The season that an earthquake occurs could affect the extent of ground failure and destruction that the event brings, according to a new look at two historical earthquakes that occurred about 100 years ago near Almaty, Kazakhstan.
In a paper published in Seismological Research Letters, researchers conclude that the June 1887 magnitude 7.3 Verny earthquake and the nearby January 1911 magnitude 7.8 Kemin earthquake likely produced similar shaking. However, the 1911 earthquake caused significantly more ground failure, probably due to a shallow frozen ground layer that was present during the winter months.
The frozen layer may have inhibited the drainage of pore-pressure excess through the surface during the earthquake, causing liquefaction at depth. In effect, the frozen layer extending about one meter below the surface "was a sealant layer that was not allowing the pore pressure to diffuse," explained Stefano Parolai, a co-author of the paper at the Istituto Nazionale di Oceanografia e di Geofisica Sperimentale in Italy.
The findings suggest seismologists should incorporate potential seasonal differences in soil characteristics "as they are making probabilistic liquefaction or ground failure assessments," added co-author Denis Sandron, also at the Istituto Nazionale.

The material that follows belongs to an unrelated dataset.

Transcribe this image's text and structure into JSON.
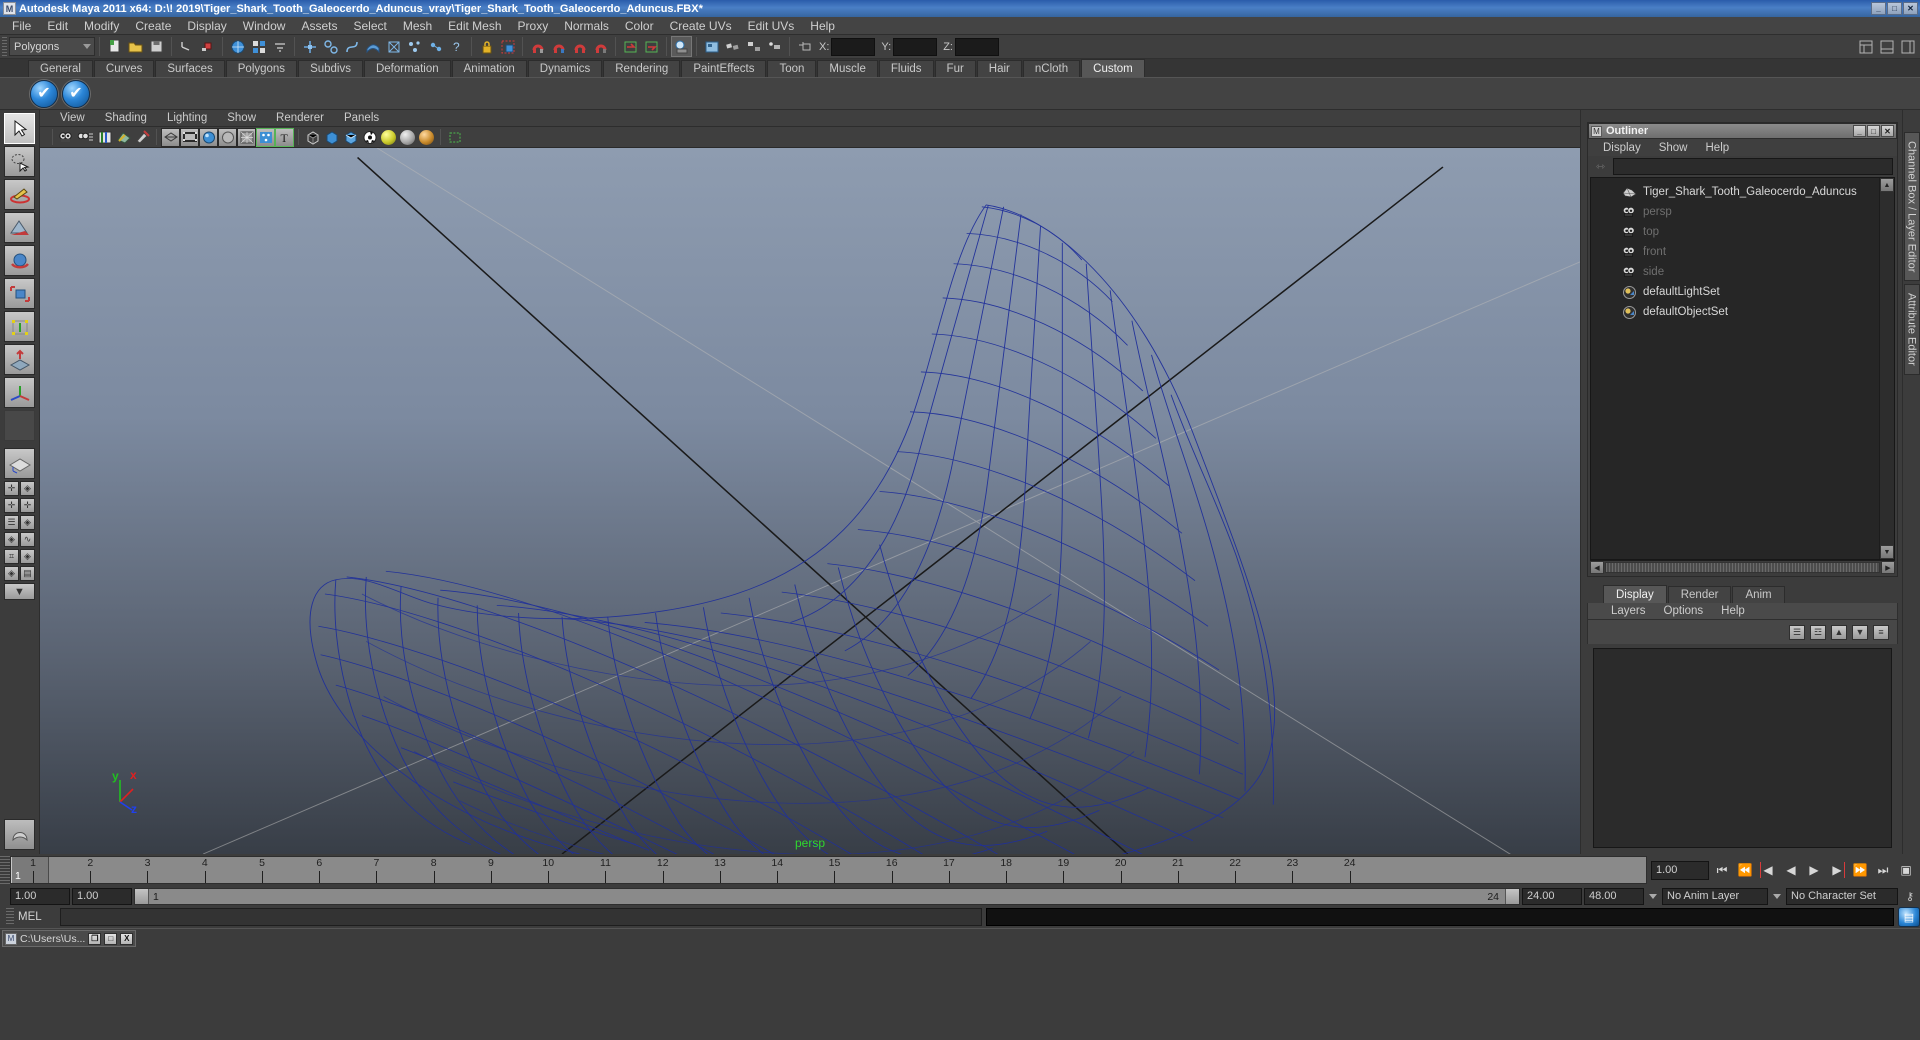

The effect of frozen ground on ground deformation is already calculated for some types of infrastructure such as oil pipelines in Alaska, but Parolai said the Kazakhstan study shows the importance of considering these effects in urban areas as well, especially when it can become a seasonal effect.
The Verny (Verny is the former name of Almaty) earthquake destroyed nearly all of the town's adobe buildings and killed 300 people in 1887. The Kemin earthquake, which took place about 40 kilometers from Verny, caused a surprising amount of widespread ground failure and destruction and 390 deaths.

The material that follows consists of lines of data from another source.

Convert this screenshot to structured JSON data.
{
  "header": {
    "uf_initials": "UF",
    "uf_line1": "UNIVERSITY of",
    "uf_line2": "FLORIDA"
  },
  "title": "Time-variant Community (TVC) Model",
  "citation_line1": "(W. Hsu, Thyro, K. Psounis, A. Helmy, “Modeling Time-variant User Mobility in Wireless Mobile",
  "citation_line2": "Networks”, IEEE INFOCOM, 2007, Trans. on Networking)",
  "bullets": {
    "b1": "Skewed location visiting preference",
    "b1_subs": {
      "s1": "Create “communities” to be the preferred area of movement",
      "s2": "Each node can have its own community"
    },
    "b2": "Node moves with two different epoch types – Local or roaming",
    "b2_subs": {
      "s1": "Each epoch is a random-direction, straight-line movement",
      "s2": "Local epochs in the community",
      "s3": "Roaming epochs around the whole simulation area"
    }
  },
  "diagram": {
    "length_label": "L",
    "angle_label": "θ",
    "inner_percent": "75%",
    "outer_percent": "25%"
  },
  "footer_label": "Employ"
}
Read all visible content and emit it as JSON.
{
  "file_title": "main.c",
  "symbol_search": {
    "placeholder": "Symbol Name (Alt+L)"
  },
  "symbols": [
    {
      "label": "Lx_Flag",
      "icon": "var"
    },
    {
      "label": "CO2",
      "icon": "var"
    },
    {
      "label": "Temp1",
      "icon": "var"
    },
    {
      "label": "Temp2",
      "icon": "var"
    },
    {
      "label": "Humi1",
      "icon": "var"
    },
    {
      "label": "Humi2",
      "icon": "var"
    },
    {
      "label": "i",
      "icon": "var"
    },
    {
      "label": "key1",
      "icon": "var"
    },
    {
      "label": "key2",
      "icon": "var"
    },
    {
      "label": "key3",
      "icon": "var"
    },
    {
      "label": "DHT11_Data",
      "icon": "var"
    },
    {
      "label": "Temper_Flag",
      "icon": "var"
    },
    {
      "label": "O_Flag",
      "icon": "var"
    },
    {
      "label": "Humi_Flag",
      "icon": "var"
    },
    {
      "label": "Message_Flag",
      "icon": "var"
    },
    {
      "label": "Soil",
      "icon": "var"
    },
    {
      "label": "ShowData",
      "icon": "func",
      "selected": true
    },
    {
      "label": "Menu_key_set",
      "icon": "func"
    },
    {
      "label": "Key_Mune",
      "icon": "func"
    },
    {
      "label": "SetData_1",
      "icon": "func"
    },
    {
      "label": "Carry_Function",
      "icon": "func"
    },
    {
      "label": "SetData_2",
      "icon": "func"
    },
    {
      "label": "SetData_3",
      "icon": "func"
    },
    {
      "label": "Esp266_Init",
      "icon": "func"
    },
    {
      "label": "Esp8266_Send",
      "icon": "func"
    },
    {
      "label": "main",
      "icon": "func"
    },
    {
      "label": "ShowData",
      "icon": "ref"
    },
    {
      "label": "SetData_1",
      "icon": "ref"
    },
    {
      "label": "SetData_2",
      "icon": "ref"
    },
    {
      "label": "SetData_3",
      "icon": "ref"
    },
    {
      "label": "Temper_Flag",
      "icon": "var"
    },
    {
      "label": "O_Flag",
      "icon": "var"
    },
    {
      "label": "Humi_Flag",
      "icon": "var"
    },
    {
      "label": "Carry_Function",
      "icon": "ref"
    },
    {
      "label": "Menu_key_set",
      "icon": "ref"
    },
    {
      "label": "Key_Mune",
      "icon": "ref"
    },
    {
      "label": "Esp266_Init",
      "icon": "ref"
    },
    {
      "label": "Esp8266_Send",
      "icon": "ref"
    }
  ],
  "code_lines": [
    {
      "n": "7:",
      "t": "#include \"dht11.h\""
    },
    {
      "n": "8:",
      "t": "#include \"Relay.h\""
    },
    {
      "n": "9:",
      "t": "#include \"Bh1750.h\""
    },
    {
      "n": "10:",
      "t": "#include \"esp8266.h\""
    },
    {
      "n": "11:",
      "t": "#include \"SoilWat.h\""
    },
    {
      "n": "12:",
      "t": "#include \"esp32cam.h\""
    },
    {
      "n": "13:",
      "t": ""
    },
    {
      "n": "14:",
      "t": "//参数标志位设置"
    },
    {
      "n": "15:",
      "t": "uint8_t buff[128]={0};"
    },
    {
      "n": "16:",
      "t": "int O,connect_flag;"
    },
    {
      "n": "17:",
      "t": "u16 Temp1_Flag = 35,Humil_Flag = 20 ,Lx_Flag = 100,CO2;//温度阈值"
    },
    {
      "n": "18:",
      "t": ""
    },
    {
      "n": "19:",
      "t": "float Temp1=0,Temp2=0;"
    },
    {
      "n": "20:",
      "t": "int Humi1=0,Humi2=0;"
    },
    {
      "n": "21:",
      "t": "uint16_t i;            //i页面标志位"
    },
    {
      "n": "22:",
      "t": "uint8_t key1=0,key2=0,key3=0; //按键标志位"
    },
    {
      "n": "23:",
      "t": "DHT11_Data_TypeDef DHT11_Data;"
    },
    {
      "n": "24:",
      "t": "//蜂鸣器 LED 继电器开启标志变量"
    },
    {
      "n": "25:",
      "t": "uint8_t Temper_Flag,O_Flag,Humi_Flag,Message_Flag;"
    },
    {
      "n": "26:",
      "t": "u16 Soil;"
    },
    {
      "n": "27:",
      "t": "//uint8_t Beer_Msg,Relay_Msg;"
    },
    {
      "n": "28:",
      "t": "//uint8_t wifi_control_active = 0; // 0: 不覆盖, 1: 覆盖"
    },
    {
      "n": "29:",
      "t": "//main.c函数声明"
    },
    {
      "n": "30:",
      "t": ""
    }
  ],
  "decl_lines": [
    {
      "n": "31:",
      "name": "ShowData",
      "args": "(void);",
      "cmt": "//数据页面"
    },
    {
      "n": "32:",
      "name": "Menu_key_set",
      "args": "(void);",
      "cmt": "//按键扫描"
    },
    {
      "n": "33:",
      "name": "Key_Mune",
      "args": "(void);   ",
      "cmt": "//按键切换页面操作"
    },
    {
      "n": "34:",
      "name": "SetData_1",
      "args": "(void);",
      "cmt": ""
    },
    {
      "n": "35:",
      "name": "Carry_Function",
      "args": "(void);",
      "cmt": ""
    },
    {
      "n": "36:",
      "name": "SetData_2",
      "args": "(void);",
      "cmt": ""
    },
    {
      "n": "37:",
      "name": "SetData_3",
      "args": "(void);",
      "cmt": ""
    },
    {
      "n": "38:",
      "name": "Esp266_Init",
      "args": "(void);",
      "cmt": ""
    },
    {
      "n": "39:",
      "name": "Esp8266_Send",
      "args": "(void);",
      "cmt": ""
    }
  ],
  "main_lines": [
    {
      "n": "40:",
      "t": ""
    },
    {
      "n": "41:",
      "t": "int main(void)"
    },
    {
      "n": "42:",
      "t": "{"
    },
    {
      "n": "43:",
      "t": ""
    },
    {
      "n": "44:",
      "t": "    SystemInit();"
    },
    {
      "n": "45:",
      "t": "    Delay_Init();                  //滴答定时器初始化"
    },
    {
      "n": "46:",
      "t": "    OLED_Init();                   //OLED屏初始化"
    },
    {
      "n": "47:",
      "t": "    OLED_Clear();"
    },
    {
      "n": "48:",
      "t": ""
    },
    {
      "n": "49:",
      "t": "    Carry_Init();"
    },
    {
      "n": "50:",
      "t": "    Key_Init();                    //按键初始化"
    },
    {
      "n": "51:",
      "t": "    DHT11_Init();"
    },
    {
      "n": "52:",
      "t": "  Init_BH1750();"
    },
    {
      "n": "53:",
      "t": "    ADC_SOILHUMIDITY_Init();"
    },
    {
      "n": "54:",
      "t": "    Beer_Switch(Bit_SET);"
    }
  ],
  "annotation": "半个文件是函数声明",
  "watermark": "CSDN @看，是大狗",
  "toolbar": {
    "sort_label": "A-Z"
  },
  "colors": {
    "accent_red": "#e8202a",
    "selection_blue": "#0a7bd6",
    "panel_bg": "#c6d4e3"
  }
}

Parolai and his colleagues reviewed historical records of the two earthquakes as part of a larger project studying site effects and seismic risk in central Asia led by the GFZ German Research Centre for Geosciences. The two Almaty earthquakes, including their secondary effects such as landslides, "were very well documented by expeditions of the Mining Department of Russia and the Russian Mining Society at the time," Parolai said.
The differences in ground failure between the two earthquakes were perplexing to the researchers. The fact that the two earthquakes had taken place at different times of year prompted Sandron and his colleagues to consider whether frozen ground might have been a factor in ground failure, as previous researchers had noted for the 1964 magnitude 9.2 Great Alaska earthquake.
To explore this idea, the research team created computer simulations of the earthquakes using different models of the soil profile that would affect the velocity of seismic waves passing through them, along with temperature data (more than 100 years of temperature recordings exist for Almaty) to determine whether it would be likely to have a frozen layer of ground at shallow depth during January.
One of the other challenges, said co-author Rami Alshembari ,formerly of the International Centre for Theoretical Physics in Italy and currently at the University of Exeter in the United Kingdom, was finding a way to include appropriate strong motion data recordings in the simulations, since "of course there were no digital recordings of these two earthquakes. We had to choose the most reasonable and robust studies for input of strong motion," finally settling on data taken from the 1999 magnitude 7.6 Chi-Chi earthquake in Taiwan, appropriately modified, as being most similar to the Almaty earthquakes.
Models that included a one-meter deep frozen layer as a seal against pore pressure draining were the best fit for the ground failure seen in the Kemin earthquake, they concluded. Although the researchers suspected that a frozen layer could be the culprit, Parolai said they were surprised by the strength of the effect.
The findings suggest that other seismologists should consider seasonality in their site effect studies, he noted. "Even in materials where we would not expect this effect, due to local conditions and temperatures it could happen."
"Without this good documentation, probably we would not have noticed this effect," said Parolai. "This is telling us that good data taken in the past can be very precious in 100 years."